[Raw data Boundary: Start]

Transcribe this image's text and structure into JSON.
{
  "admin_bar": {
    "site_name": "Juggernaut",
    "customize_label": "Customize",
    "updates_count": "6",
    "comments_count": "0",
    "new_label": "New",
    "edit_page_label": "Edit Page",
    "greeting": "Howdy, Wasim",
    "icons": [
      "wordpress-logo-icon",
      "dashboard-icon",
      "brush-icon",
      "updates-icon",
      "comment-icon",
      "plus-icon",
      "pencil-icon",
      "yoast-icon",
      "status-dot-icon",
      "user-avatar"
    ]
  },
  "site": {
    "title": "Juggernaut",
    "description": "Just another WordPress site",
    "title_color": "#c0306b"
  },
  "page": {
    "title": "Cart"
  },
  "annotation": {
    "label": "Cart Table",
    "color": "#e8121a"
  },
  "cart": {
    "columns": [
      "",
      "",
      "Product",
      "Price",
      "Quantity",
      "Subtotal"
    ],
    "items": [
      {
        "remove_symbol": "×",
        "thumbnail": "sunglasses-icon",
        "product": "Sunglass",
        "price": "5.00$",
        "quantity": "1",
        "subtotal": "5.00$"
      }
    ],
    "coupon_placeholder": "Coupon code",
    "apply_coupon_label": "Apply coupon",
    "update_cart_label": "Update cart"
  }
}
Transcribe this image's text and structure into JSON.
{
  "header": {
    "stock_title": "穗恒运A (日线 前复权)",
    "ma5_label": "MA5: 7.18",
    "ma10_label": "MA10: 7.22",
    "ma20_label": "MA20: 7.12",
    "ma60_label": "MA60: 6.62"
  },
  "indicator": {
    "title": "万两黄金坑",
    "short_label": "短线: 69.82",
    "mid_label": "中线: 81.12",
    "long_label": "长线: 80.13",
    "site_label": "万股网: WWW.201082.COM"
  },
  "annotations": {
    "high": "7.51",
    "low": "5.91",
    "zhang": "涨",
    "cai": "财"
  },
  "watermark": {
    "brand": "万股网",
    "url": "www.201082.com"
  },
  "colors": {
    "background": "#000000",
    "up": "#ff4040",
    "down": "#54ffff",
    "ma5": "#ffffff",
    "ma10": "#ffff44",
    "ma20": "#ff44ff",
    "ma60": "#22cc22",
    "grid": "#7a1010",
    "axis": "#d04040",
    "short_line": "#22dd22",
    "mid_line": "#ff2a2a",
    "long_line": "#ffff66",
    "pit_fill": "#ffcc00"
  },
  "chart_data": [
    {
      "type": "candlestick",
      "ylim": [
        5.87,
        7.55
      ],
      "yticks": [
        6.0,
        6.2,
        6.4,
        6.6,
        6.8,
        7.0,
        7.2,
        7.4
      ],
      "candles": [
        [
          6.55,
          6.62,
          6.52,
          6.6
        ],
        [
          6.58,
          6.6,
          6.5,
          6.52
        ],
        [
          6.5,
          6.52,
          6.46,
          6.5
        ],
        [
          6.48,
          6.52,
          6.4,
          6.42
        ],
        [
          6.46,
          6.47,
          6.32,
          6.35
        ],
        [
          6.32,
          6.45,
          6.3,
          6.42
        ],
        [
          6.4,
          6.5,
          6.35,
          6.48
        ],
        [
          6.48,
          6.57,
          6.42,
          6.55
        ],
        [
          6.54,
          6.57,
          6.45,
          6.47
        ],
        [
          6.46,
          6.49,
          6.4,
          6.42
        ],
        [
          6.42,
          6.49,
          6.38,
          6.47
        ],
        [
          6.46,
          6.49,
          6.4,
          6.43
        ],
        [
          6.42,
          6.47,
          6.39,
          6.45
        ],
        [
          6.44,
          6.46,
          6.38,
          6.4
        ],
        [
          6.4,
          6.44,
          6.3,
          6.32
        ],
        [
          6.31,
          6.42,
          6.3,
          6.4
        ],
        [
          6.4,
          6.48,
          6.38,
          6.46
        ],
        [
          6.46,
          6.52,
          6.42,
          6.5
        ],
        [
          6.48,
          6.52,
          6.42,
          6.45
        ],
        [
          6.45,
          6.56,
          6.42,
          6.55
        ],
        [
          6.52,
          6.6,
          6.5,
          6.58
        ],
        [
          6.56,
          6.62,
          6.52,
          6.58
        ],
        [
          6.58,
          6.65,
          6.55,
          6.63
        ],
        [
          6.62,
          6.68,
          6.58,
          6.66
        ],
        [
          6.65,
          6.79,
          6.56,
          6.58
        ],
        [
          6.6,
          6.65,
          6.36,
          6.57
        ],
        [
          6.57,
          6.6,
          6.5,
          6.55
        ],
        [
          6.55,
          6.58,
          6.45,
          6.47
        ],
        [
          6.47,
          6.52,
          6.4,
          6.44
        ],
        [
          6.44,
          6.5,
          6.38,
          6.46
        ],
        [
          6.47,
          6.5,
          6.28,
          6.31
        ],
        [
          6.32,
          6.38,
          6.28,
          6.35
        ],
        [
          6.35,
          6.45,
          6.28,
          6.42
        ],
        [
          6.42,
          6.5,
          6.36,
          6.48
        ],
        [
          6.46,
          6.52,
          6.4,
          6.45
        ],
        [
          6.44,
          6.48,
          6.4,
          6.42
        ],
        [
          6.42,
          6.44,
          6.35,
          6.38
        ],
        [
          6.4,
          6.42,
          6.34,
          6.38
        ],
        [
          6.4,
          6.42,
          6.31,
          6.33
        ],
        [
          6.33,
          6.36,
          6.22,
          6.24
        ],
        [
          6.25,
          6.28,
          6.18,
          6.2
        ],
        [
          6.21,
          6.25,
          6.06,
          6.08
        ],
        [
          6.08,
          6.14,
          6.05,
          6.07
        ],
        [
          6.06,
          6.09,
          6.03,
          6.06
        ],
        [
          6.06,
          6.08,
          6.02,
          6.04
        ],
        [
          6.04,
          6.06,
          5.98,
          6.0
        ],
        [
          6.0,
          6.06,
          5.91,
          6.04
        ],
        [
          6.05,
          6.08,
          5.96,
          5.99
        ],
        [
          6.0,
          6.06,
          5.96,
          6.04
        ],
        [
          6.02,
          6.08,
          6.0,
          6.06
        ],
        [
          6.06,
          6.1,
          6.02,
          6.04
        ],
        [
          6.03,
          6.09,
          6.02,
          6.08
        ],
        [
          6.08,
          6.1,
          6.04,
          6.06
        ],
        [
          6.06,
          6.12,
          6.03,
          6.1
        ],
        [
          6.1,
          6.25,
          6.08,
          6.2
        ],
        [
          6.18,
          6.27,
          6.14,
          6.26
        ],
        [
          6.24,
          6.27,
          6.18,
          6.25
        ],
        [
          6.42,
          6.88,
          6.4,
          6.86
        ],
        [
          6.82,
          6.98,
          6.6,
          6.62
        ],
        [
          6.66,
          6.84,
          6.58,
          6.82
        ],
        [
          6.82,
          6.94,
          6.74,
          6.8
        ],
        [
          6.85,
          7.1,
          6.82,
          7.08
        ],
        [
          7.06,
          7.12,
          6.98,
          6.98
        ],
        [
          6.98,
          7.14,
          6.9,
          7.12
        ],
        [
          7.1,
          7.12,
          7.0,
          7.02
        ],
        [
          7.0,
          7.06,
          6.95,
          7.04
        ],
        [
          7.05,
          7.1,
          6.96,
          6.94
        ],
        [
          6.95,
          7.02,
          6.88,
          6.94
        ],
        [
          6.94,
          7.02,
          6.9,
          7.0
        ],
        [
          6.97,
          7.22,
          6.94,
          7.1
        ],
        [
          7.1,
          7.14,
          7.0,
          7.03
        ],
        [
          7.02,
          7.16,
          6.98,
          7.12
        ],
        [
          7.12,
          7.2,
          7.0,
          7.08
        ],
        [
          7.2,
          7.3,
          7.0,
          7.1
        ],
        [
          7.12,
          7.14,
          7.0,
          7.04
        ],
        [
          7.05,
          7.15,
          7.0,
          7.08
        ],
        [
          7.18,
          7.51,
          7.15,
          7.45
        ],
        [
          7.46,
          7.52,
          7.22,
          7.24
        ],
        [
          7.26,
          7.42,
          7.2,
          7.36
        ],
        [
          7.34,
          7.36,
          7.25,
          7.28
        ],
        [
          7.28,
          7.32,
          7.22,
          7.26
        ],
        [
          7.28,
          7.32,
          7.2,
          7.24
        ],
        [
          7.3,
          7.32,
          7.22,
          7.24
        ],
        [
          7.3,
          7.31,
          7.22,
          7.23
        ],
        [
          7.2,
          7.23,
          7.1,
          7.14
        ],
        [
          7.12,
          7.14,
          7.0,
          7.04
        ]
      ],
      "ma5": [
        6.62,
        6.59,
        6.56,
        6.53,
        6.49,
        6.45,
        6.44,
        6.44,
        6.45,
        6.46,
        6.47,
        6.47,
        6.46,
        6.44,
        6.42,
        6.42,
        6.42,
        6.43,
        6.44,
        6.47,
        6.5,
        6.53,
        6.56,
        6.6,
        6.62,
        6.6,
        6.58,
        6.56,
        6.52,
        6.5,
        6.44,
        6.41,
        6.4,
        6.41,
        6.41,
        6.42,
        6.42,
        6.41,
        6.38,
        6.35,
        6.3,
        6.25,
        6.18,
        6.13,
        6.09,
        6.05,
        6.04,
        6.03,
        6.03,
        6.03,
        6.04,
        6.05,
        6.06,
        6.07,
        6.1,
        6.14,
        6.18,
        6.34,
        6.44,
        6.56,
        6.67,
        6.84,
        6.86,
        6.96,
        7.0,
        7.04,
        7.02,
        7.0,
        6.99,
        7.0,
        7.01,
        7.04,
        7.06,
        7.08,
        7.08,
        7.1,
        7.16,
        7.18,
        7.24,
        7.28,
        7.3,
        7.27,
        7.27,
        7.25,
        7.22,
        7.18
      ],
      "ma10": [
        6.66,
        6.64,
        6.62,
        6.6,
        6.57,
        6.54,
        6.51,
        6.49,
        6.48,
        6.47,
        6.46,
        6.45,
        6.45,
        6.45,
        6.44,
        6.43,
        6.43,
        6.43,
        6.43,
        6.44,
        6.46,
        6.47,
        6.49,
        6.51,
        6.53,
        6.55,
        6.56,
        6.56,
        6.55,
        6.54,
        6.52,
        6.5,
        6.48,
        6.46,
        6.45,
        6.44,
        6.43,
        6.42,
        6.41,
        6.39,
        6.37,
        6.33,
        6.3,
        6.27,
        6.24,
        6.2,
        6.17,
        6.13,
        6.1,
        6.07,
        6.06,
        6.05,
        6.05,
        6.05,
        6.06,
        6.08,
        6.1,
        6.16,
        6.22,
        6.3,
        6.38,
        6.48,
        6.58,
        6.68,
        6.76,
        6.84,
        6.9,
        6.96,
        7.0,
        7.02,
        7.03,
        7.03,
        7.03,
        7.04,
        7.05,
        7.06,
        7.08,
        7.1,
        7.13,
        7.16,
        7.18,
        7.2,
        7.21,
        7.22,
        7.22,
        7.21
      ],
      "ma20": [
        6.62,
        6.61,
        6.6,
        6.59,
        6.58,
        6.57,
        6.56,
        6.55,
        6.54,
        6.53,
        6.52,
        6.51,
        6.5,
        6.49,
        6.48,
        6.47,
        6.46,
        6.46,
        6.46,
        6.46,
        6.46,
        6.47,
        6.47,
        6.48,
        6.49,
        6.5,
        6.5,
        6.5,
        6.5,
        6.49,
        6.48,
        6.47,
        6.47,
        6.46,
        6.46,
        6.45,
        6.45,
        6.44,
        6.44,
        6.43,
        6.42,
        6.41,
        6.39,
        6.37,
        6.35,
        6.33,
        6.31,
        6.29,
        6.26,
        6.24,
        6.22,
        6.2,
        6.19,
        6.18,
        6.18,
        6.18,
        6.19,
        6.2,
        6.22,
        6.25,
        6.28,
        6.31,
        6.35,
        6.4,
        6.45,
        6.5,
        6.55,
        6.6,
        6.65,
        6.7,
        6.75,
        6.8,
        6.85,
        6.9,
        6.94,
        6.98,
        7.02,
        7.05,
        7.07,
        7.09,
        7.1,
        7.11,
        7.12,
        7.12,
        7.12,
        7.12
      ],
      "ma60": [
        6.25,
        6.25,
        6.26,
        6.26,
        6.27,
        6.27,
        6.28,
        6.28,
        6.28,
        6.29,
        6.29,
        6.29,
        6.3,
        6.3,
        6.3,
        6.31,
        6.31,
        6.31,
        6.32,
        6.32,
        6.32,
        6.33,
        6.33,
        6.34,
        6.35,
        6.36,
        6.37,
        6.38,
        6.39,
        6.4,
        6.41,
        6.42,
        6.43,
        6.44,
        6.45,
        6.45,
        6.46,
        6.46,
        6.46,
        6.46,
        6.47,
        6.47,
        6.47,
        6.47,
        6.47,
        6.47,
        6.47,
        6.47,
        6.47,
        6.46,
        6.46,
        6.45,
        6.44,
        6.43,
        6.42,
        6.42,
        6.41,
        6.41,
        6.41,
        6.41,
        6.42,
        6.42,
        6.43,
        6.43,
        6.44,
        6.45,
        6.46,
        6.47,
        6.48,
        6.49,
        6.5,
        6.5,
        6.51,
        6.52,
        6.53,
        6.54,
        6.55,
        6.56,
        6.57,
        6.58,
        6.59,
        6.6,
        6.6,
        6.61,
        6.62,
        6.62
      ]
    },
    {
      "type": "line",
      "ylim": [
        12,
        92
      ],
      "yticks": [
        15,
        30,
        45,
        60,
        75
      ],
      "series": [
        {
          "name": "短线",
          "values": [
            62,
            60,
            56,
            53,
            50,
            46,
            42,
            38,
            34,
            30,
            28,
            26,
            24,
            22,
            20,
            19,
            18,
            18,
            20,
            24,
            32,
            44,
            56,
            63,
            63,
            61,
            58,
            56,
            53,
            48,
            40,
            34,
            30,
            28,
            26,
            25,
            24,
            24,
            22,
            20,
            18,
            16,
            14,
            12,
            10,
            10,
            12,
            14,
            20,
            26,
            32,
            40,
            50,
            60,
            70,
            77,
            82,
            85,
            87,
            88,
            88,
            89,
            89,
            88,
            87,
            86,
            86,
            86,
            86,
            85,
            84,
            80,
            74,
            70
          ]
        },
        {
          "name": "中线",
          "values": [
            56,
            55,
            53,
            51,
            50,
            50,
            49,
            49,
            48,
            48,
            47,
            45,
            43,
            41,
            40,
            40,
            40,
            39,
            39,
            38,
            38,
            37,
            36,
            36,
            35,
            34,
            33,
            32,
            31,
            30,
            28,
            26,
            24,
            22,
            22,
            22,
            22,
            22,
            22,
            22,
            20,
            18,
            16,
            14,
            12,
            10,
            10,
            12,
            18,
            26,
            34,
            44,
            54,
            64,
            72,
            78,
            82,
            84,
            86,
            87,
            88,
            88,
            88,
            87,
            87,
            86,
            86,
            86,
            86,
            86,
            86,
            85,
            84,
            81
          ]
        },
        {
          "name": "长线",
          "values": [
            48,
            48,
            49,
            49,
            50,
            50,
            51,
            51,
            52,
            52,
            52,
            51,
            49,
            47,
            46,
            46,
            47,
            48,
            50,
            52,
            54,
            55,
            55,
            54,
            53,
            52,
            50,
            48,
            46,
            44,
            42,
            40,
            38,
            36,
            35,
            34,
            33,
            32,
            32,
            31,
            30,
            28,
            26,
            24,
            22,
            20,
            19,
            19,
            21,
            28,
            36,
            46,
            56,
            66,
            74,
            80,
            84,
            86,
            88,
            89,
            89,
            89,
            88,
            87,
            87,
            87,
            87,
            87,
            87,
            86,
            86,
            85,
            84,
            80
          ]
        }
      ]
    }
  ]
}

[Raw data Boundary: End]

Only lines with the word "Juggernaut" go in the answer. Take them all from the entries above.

◆ Response area ◆
    "site_name": "Juggernaut",
    "title": "Juggernaut",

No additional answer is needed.